> [Collected data]:
■ ■ ■ ■ ■ ■ ■

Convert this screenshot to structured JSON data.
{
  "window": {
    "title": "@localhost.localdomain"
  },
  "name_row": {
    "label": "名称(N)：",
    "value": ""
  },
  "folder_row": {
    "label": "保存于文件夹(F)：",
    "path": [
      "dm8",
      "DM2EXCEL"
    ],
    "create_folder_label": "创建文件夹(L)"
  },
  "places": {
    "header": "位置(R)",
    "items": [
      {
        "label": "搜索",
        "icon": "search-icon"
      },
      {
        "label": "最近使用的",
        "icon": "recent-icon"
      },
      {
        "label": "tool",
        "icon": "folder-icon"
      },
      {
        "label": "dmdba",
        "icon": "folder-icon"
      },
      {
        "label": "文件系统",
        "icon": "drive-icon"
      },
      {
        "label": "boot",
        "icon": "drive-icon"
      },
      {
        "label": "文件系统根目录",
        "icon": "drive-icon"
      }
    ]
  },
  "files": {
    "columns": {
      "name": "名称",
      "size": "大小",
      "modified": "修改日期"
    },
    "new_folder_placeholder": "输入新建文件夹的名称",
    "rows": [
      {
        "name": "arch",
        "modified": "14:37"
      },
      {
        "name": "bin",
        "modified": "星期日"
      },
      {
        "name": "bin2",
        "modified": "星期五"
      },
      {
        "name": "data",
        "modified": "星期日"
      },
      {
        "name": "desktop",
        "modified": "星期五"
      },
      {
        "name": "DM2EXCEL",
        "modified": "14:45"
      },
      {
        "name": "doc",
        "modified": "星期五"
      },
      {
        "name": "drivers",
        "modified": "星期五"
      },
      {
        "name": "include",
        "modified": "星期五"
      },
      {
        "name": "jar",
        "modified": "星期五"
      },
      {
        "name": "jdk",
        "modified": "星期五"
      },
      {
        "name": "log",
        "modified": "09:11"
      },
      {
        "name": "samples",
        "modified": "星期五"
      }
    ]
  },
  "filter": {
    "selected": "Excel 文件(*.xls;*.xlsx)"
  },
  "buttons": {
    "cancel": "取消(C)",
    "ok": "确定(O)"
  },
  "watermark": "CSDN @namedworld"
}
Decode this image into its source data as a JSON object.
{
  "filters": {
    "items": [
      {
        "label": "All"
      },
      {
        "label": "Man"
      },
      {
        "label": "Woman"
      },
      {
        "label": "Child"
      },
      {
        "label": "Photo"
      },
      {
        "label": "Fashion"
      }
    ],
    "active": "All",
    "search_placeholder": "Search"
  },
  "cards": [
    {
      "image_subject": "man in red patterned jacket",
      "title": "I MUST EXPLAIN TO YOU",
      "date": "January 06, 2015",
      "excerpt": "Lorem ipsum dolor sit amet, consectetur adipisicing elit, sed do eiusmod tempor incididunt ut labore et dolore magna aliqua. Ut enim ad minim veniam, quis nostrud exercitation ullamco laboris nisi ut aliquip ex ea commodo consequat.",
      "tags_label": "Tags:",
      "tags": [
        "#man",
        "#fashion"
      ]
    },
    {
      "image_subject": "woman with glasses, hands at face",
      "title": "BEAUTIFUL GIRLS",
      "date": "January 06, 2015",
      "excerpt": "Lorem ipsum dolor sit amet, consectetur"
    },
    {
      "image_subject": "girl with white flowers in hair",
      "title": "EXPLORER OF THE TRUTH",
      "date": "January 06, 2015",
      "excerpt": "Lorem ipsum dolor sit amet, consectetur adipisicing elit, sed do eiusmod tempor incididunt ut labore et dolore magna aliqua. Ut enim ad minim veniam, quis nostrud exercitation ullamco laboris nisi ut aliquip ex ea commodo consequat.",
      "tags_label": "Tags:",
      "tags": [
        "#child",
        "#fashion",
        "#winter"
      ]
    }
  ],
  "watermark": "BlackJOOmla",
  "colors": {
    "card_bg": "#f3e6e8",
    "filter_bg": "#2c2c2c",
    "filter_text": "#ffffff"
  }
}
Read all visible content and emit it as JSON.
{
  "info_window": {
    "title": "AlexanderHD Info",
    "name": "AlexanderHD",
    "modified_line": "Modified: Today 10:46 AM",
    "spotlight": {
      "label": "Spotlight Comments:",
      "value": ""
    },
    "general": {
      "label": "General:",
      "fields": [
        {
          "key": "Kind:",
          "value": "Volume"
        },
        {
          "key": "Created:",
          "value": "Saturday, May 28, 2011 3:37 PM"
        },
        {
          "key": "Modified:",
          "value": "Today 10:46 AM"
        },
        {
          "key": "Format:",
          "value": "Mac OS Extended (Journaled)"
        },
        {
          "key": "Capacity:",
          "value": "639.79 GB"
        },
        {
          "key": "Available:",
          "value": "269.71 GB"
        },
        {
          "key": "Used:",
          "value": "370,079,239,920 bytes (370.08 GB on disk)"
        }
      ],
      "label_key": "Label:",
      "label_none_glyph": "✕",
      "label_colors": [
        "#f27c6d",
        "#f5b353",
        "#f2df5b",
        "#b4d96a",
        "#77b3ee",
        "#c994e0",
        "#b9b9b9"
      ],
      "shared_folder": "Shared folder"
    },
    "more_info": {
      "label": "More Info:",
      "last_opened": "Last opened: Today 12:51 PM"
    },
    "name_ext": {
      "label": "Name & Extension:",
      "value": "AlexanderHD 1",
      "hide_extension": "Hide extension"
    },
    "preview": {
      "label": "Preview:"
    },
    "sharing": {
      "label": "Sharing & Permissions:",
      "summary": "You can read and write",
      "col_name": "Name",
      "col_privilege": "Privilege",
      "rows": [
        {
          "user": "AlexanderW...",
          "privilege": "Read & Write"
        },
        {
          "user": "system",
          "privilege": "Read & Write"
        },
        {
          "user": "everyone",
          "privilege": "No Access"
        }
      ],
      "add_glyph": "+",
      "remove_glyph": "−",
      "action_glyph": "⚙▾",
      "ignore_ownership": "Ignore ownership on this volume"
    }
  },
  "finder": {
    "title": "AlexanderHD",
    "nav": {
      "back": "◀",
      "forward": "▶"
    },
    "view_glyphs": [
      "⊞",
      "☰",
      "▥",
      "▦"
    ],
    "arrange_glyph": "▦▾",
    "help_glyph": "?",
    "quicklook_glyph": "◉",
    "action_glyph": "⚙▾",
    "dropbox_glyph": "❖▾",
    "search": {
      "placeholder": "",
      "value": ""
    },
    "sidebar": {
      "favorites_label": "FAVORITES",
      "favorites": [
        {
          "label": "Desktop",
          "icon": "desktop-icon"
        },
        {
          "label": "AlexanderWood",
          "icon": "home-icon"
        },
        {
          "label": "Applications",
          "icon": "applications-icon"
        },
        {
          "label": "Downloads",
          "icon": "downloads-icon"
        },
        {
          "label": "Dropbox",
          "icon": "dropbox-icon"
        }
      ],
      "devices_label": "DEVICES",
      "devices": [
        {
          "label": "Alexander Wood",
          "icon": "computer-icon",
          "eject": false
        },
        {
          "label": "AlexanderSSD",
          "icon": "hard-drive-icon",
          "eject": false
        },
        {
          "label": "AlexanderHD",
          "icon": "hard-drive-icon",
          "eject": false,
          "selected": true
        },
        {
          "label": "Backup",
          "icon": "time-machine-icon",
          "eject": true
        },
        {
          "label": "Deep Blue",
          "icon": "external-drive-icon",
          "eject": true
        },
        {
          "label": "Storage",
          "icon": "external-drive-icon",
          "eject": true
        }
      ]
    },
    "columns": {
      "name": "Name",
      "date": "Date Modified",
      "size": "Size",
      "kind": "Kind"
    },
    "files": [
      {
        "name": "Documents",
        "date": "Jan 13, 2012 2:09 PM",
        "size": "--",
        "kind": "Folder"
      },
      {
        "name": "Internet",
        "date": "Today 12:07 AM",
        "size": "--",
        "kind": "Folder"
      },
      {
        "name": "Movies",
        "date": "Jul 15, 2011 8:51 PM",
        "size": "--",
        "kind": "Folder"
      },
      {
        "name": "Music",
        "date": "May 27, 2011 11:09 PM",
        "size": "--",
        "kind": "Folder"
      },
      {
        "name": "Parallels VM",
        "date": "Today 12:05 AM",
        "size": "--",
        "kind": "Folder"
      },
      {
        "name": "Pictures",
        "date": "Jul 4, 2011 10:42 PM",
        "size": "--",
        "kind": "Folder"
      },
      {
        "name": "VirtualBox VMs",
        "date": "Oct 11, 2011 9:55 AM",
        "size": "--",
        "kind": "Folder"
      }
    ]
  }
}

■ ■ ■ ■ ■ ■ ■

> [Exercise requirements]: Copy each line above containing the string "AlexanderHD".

> [Problem solution]:
    "title": "AlexanderHD Info",
    "name": "AlexanderHD",
      "value": "AlexanderHD 1",
    "title": "AlexanderHD",
          "label": "AlexanderHD",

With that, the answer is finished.